My friend John Schappi’s blog post today about death and dying prompted me to go back and write down a post I thought through but couldn’t get out during my recent period of writer’s block. My brain worked overtime on this subject a few weeks ago when my mother thought she had had a stroke. I wanted to write it down and make it public because of her admonishment to me at the time – “no tubes; just remember that.”
“No tubes” is just the short expression of what I know she requires of me: I must be prepared to follow the dictates of her health care directive. That means no resuscitation, no tube feeding, no mechanical breathing, no CPR. It’s all written in a document she signed in 2010 naming my sister Paula as her health care surrogate and me as the alternate.
I’m glad to report that Mom didn’t have a stroke. Still, I need to make sure it’s understood – just in case anyone else in our family, or any of her friends, have questions about it: I will do as she wants, and I’m sure Paula will, too.
Don’t get me wrong – I’d like to see her live a while longer, at least as long as she can carry on a normal, functional life. She still has a very active social life, and her friends take good care of her. She still wins or places high in duplicate bridge games with top players. She reads even more than I do, and she crochets. She lives alone, drives as little as possible, and drives us all crazy with her dependence on electronic devices she doesn’t really understand. Pretty good for a 93-year-old, if you ask me ...

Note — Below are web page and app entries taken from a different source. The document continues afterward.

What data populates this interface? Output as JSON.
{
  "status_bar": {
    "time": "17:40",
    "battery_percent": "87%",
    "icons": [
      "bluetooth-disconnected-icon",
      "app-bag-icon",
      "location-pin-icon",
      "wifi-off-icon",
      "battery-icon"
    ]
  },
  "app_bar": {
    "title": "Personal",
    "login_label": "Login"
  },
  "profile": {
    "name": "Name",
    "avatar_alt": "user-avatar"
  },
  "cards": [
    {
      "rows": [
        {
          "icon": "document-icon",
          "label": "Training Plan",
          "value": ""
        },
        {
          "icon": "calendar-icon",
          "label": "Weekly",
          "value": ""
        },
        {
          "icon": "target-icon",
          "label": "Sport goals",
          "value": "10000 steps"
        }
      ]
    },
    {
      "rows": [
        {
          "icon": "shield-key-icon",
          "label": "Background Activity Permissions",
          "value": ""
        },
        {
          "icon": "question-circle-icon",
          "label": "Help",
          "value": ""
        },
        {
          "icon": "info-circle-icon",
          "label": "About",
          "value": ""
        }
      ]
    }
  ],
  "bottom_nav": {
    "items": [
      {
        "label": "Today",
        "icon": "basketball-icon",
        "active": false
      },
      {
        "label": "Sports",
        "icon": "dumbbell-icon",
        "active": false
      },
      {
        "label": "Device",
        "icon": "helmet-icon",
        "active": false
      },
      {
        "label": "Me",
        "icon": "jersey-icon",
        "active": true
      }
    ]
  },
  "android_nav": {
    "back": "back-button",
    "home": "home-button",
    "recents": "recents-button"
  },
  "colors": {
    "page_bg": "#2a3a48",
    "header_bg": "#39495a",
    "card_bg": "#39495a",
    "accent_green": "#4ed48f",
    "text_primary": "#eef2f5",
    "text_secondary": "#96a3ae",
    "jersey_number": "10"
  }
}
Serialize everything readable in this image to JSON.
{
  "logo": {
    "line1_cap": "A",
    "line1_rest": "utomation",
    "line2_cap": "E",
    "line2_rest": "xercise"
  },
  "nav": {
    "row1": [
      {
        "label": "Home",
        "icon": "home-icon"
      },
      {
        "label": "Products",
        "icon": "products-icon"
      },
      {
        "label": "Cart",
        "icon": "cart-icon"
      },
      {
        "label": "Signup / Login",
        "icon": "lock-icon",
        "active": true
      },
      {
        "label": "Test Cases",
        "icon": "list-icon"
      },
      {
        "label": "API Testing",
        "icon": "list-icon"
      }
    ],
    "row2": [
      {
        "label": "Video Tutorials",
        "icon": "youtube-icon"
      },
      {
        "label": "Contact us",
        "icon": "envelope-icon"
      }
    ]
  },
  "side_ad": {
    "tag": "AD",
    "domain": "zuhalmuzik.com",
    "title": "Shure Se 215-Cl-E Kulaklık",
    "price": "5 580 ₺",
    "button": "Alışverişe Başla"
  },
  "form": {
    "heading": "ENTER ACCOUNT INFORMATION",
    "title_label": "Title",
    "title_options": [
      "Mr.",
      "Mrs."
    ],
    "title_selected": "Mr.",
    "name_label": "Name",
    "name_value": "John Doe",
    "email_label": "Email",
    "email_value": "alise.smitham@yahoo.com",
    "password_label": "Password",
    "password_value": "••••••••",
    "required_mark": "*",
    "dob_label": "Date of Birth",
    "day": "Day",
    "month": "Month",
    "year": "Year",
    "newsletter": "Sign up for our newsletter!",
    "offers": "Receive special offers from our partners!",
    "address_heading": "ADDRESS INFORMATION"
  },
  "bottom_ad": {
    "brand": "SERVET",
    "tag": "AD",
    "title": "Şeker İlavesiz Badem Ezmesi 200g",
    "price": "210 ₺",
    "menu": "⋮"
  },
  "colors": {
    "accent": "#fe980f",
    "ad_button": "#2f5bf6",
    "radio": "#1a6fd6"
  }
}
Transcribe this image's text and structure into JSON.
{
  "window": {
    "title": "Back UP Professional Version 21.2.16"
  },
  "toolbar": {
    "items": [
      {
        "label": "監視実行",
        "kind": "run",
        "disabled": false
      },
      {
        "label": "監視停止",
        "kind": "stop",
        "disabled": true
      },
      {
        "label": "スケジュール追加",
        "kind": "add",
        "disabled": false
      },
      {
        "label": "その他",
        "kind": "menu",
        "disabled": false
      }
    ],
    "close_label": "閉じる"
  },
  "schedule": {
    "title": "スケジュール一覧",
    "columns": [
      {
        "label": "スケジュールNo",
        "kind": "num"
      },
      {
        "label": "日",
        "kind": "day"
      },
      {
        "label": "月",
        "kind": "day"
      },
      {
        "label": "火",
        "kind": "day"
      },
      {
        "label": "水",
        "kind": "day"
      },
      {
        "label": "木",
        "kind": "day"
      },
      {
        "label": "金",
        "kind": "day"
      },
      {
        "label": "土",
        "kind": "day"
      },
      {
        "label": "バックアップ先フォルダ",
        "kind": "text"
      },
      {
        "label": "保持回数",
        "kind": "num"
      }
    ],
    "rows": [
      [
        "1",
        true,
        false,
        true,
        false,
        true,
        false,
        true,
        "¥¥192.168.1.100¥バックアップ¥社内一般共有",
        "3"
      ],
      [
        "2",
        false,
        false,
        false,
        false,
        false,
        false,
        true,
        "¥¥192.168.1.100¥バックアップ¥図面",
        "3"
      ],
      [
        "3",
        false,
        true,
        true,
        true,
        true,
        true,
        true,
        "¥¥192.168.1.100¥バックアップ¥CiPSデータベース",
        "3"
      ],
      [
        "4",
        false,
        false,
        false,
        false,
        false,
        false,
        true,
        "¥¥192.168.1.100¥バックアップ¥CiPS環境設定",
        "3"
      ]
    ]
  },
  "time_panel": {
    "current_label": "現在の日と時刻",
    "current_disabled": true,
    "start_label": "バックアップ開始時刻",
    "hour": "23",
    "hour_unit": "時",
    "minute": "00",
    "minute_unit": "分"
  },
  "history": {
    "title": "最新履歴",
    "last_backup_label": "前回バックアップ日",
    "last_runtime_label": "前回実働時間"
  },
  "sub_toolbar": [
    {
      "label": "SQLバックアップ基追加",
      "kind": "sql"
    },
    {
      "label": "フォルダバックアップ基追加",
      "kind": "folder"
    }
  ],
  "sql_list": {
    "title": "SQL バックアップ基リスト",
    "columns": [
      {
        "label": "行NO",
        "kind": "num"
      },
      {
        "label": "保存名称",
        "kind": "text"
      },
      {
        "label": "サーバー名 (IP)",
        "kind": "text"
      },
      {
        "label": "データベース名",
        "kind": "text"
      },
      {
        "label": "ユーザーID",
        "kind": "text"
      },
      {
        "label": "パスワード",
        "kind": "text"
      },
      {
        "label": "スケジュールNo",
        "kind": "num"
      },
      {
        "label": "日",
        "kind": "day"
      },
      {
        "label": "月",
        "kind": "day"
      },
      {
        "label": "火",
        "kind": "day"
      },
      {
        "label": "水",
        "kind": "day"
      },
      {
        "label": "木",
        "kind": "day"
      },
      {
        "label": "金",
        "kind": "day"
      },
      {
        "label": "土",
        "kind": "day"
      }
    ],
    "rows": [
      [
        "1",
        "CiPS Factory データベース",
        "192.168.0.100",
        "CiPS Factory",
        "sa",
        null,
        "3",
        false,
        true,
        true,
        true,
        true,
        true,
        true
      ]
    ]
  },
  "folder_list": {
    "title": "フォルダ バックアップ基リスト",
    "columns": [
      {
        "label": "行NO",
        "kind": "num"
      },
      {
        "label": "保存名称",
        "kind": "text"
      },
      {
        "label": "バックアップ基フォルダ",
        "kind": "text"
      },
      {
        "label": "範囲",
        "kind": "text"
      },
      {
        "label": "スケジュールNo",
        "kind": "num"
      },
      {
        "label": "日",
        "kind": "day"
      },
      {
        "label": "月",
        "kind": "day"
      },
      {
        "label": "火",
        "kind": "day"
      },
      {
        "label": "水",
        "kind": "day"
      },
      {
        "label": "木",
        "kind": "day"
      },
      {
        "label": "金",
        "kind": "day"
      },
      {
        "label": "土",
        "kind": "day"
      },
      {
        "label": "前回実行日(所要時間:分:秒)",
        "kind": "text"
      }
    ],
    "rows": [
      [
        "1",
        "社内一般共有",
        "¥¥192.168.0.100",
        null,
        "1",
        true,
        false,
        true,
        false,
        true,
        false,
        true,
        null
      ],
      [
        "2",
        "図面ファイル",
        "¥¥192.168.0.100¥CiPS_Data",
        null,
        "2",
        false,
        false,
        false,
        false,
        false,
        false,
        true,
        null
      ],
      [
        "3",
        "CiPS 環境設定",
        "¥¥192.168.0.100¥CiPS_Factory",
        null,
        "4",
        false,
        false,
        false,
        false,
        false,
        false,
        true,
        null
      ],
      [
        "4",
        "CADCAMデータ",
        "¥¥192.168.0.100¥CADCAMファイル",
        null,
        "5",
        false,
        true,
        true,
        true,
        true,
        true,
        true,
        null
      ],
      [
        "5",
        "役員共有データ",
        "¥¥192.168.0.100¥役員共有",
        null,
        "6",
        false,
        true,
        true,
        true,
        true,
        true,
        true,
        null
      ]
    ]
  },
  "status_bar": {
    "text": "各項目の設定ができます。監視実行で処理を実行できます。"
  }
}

But if it’s up to me there will be no extraordinary measures to prolong her life if she gets into trouble. She doesn’t want a jolt to restart her heart, or a pump to breathe for her, or to eat through a tube. When the time comes she’s ready to join the 100% of people who eventually die.
When the time comes, I hope I can be as matter-of-fact about it as I am now. Even if I become emotional, though, she’ll get what she needs from me. She’s lived a long time, and been good to lots of people along the way, so I figure she’s earned it.